The Blue Heeler’s coat is often clean and odorless. That’s because it features double layers and a smooth texture that keeps all elements off. The Blue Heeler only needs a quick brush once a week to keep him clean. He will, however, need a thorough brushing every few days during shedding season to get rid of dead hair. As with all other dog breeds the Blue Heeler’s nails should be trimmed regularly to avoid any movement problems.
While most dogs do not need more than a quick playtime or walk around the yard, the Australian Cattle Dog needs a lot more exercise. In order to remain healthy and happy, Blue Heelers need to be reared on a working farm. They are excellent herders but taking part in dog sports can also work to keep the dog active and engaged. The dog also loves obedience and agility activities to channel his abundant energy in a healthy and fun way.
Obedience socialization training is recommended at an early stage for the Australian Cattle Dog. Since the Blue Heeler is astoundingly intelligent and energetic, training him can be quite easy and fun. However, the dog can be highly destructive if he gets bored. It is recommended that you keep him occupied by providing challenging toys for him to play with whenever he is alone.
5. Australian Kelpie
The Australian Kelpie is revered for its intelligence, mobility, and ability to carry out activities tirelessly. It is one of the small to medium dog breeds. This extremely alert and energetic dog breed is perfect for herding but can also be a great addition to your home being a great family dog. Intensely loyal to his owner and devoted to any duties he is tasked, the Australian Kelpie is the perfect herding and running companion. The dog is bred to bear the harsh dry conditions in most of Australian vast fields.
The Australian Kelpie has a great appetite for high-quality food and should be monitored to avoid obesity due to overfeeding. Clean water should also be availed to the dog at all times. While treats are great for training the Australian Kelpie, you should regulate the amount to avoid health complications.
With a short, dense undercoat, the Australian Kelpie’s double coat keeps the dog safe from all elements as it toils Australia’s hot fields. Since its hair lay flat and uniformly on the skin, it resists rain keeping the coat odorless. Weekly brushing or combing is usually enough to keep the coat fresh and clean. An occasional bath will keep the Australian Kelpie looking its best.
Being the energetic herding dogs they are known to be, the Australian Kelpie needs lots of exercise to keep him happy and healthy. The Australian Kelpie should have a daily routine that includes obedience lessons and long workout to keep him in his optimal mental and physical conditions. Kelpies need to be kept busy, but should also take some time off to rest. For instance, they can have a 30 minutes rest on the couch after a 3-mile run. They are not suited for apartment life since they need space to expend their limitless energy.
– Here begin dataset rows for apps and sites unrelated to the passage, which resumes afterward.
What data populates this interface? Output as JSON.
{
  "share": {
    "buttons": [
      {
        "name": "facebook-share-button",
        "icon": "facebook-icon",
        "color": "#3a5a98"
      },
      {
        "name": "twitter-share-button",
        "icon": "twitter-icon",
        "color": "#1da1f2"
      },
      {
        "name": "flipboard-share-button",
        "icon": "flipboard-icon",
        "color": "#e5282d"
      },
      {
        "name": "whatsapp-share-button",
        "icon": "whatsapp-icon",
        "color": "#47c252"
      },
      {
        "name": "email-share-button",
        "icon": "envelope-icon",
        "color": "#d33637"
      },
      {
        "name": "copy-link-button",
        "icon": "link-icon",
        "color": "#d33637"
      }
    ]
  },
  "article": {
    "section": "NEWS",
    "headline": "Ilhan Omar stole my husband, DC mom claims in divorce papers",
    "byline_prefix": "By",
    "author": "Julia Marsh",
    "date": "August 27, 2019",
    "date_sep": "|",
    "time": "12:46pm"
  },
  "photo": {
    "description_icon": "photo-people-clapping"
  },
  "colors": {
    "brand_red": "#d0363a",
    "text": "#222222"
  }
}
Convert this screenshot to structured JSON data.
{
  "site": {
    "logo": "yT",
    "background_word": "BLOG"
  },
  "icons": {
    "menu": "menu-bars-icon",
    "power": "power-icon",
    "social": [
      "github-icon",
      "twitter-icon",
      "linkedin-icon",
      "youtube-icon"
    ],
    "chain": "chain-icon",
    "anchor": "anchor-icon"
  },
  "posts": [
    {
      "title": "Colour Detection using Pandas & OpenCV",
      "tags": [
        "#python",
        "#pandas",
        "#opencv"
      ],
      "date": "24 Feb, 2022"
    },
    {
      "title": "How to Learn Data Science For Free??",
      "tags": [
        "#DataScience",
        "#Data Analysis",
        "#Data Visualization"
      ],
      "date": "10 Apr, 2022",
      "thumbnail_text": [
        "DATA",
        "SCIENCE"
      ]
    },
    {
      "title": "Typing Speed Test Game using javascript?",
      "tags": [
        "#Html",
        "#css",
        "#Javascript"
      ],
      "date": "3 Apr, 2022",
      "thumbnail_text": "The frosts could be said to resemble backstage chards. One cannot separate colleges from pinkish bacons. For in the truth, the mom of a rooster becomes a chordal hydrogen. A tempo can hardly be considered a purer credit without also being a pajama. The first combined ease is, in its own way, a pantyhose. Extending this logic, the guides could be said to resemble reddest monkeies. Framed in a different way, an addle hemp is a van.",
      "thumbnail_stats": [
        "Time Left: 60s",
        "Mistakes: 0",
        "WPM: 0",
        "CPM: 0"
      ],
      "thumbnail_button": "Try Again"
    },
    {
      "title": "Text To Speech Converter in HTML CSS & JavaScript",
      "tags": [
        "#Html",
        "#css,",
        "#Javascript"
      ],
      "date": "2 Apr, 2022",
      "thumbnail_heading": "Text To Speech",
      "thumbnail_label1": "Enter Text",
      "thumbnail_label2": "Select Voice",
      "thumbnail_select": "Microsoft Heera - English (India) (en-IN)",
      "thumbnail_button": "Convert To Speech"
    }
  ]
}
Kelpies are very intelligent dogs and can learn astoundingly fast. However, they tend to pick up some unwanted behavior if not properly trained or left untended for long periods. Training for obedience, agility, and rally, among other dog sports, is a great way of teaching the dog important skills while giving him exercise. Providing Kelpies with tough mental exercises and training will help you keep your kelpies healthy and jovial. The breed’s natural desire to please its owner and its intelligence make training a breeze for most Australian Kelpie dog owners. It is essential to note that Australian Kelpies can develop aggression if not well socialized with people and other dogs. The dog should, therefore, not be left to socialize alone with other dogs.